(Records from a data collection)

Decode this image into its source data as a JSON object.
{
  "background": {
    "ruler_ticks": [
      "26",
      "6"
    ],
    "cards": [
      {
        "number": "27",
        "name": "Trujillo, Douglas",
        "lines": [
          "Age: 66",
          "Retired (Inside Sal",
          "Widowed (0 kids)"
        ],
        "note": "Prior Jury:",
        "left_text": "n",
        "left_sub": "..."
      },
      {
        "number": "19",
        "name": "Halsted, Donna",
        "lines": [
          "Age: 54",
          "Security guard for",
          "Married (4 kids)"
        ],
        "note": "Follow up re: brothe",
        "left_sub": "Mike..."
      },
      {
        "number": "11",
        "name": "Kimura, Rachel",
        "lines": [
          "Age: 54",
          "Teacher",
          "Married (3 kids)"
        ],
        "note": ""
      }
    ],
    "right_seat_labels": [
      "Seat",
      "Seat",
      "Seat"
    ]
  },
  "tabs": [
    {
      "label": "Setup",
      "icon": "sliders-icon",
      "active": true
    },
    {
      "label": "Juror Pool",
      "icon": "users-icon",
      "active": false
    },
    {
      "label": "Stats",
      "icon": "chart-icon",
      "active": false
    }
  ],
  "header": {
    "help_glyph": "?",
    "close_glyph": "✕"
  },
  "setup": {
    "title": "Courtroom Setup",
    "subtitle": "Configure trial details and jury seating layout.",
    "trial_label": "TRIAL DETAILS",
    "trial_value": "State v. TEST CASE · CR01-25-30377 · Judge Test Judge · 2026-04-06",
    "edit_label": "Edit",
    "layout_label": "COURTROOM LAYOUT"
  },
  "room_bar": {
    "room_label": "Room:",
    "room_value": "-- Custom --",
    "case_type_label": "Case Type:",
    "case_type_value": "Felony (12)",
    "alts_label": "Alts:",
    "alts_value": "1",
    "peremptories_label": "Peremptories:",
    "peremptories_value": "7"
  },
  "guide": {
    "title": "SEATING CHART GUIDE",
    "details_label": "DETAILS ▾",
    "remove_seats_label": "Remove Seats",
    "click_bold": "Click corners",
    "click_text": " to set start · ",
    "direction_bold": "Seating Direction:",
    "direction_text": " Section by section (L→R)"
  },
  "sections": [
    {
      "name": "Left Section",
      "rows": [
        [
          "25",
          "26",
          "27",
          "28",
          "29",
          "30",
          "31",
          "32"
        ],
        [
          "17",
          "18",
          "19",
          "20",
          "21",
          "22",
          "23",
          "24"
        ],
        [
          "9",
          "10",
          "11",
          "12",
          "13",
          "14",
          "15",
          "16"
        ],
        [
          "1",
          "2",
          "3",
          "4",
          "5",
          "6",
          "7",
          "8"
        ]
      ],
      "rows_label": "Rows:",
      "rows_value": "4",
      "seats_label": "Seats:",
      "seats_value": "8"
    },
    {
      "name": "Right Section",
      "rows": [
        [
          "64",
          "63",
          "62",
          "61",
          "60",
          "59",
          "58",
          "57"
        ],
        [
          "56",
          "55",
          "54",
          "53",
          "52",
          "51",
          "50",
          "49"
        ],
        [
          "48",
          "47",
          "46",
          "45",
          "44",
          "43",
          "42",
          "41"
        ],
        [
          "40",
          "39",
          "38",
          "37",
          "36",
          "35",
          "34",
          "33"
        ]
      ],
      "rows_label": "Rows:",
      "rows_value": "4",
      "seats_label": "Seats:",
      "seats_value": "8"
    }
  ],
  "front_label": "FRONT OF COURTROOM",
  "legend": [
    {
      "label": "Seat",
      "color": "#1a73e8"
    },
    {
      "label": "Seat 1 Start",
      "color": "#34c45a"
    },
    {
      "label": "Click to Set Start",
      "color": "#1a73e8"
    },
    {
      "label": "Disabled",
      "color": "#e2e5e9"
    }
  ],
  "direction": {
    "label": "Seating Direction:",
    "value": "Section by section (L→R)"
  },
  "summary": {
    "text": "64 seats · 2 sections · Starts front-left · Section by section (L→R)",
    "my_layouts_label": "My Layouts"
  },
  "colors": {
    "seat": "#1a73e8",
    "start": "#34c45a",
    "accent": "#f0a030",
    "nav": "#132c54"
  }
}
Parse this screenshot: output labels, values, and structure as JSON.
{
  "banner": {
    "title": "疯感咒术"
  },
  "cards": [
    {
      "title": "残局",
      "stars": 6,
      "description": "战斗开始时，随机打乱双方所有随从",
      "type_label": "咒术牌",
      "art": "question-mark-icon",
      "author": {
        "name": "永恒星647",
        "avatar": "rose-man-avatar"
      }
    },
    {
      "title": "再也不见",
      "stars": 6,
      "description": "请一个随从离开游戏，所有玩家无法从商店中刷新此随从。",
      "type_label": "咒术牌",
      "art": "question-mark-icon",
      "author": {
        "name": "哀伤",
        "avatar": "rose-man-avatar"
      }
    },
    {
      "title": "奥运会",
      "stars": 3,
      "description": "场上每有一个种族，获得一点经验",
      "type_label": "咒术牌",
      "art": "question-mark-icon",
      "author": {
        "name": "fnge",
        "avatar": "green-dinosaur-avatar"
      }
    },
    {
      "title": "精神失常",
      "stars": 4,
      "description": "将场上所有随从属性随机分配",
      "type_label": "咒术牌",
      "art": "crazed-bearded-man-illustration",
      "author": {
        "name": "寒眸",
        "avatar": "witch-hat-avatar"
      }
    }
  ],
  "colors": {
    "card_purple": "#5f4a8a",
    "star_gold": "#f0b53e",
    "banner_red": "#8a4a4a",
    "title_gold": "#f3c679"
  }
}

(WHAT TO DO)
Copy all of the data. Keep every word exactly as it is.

(RESULT)
Decode this image into its source data as a JSON object.
{
  "background": {
    "ruler_ticks": [
      "26",
      "6"
    ],
    "cards": [
      {
        "number": "27",
        "name": "Trujillo, Douglas",
        "lines": [
          "Age: 66",
          "Retired (Inside Sal",
          "Widowed (0 kids)"
        ],
        "note": "Prior Jury:",
        "left_text": "n",
        "left_sub": "..."
      },
      {
        "number": "19",
        "name": "Halsted, Donna",
        "lines": [
          "Age: 54",
          "Security guard for",
          "Married (4 kids)"
        ],
        "note": "Follow up re: brothe",
        "left_sub": "Mike..."
      },
      {
        "number": "11",
        "name": "Kimura, Rachel",
        "lines": [
          "Age: 54",
          "Teacher",
          "Married (3 kids)"
        ],
        "note": ""
      }
    ],
    "right_seat_labels": [
      "Seat",
      "Seat",
      "Seat"
    ]
  },
  "tabs": [
    {
      "label": "Setup",
      "icon": "sliders-icon",
      "active": true
    },
    {
      "label": "Juror Pool",
      "icon": "users-icon",
      "active": false
    },
    {
      "label": "Stats",
      "icon": "chart-icon",
      "active": false
    }
  ],
  "header": {
    "help_glyph": "?",
    "close_glyph": "✕"
  },
  "setup": {
    "title": "Courtroom Setup",
    "subtitle": "Configure trial details and jury seating layout.",
    "trial_label": "TRIAL DETAILS",
    "trial_value": "State v. TEST CASE · CR01-25-30377 · Judge Test Judge · 2026-04-06",
    "edit_label": "Edit",
    "layout_label": "COURTROOM LAYOUT"
  },
  "room_bar": {
    "room_label": "Room:",
    "room_value": "-- Custom --",
    "case_type_label": "Case Type:",
    "case_type_value": "Felony (12)",
    "alts_label": "Alts:",
    "alts_value": "1",
    "peremptories_label": "Peremptories:",
    "peremptories_value": "7"
  },
  "guide": {
    "title": "SEATING CHART GUIDE",
    "details_label": "DETAILS ▾",
    "remove_seats_label": "Remove Seats",
    "click_bold": "Click corners",
    "click_text": " to set start · ",
    "direction_bold": "Seating Direction:",
    "direction_text": " Section by section (L→R)"
  },
  "sections": [
    {
      "name": "Left Section",
      "rows": [
        [
          "25",
          "26",
          "27",
          "28",
          "29",
          "30",
          "31",
          "32"
        ],
        [
          "17",
          "18",
          "19",
          "20",
          "21",
          "22",
          "23",
          "24"
        ],
        [
          "9",
          "10",
          "11",
          "12",
          "13",
          "14",
          "15",
          "16"
        ],
        [
          "1",
          "2",
          "3",
          "4",
          "5",
          "6",
          "7",
          "8"
        ]
      ],
      "rows_label": "Rows:",
      "rows_value": "4",
      "seats_label": "Seats:",
      "seats_value": "8"
    },
    {
      "name": "Right Section",
      "rows": [
        [
          "64",
          "63",
          "62",
          "61",
          "60",
          "59",
          "58",
          "57"
        ],
        [
          "56",
          "55",
          "54",
          "53",
          "52",
          "51",
          "50",
          "49"
        ],
        [
          "48",
          "47",
          "46",
          "45",
          "44",
          "43",
          "42",
          "41"
        ],
        [
          "40",
          "39",
          "38",
          "37",
          "36",
          "35",
          "34",
          "33"
        ]
      ],
      "rows_label": "Rows:",
      "rows_value": "4",
      "seats_label": "Seats:",
      "seats_value": "8"
    }
  ],
  "front_label": "FRONT OF COURTROOM",
  "legend": [
    {
      "label": "Seat",
      "color": "#1a73e8"
    },
    {
      "label": "Seat 1 Start",
      "color": "#34c45a"
    },
    {
      "label": "Click to Set Start",
      "color": "#1a73e8"
    },
    {
      "label": "Disabled",
      "color": "#e2e5e9"
    }
  ],
  "direction": {
    "label": "Seating Direction:",
    "value": "Section by section (L→R)"
  },
  "summary": {
    "text": "64 seats · 2 sections · Starts front-left · Section by section (L→R)",
    "my_layouts_label": "My Layouts"
  },
  "colors": {
    "seat": "#1a73e8",
    "start": "#34c45a",
    "accent": "#f0a030",
    "nav": "#132c54"
  }
}
Parse this screenshot: output labels, values, and structure as JSON.
{
  "banner": {
    "title": "疯感咒术"
  },
  "cards": [
    {
      "title": "残局",
      "stars": 6,
      "description": "战斗开始时，随机打乱双方所有随从",
      "type_label": "咒术牌",
      "art": "question-mark-icon",
      "author": {
        "name": "永恒星647",
        "avatar": "rose-man-avatar"
      }
    },
    {
      "title": "再也不见",
      "stars": 6,
      "description": "请一个随从离开游戏，所有玩家无法从商店中刷新此随从。",
      "type_label": "咒术牌",
      "art": "question-mark-icon",
      "author": {
        "name": "哀伤",
        "avatar": "rose-man-avatar"
      }
    },
    {
      "title": "奥运会",
      "stars": 3,
      "description": "场上每有一个种族，获得一点经验",
      "type_label": "咒术牌",
      "art": "question-mark-icon",
      "author": {
        "name": "fnge",
        "avatar": "green-dinosaur-avatar"
      }
    },
    {
      "title": "精神失常",
      "stars": 4,
      "description": "将场上所有随从属性随机分配",
      "type_label": "咒术牌",
      "art": "crazed-bearded-man-illustration",
      "author": {
        "name": "寒眸",
        "avatar": "witch-hat-avatar"
      }
    }
  ],
  "colors": {
    "card_purple": "#5f4a8a",
    "star_gold": "#f0b53e",
    "banner_red": "#8a4a4a",
    "title_gold": "#f3c679"
  }
}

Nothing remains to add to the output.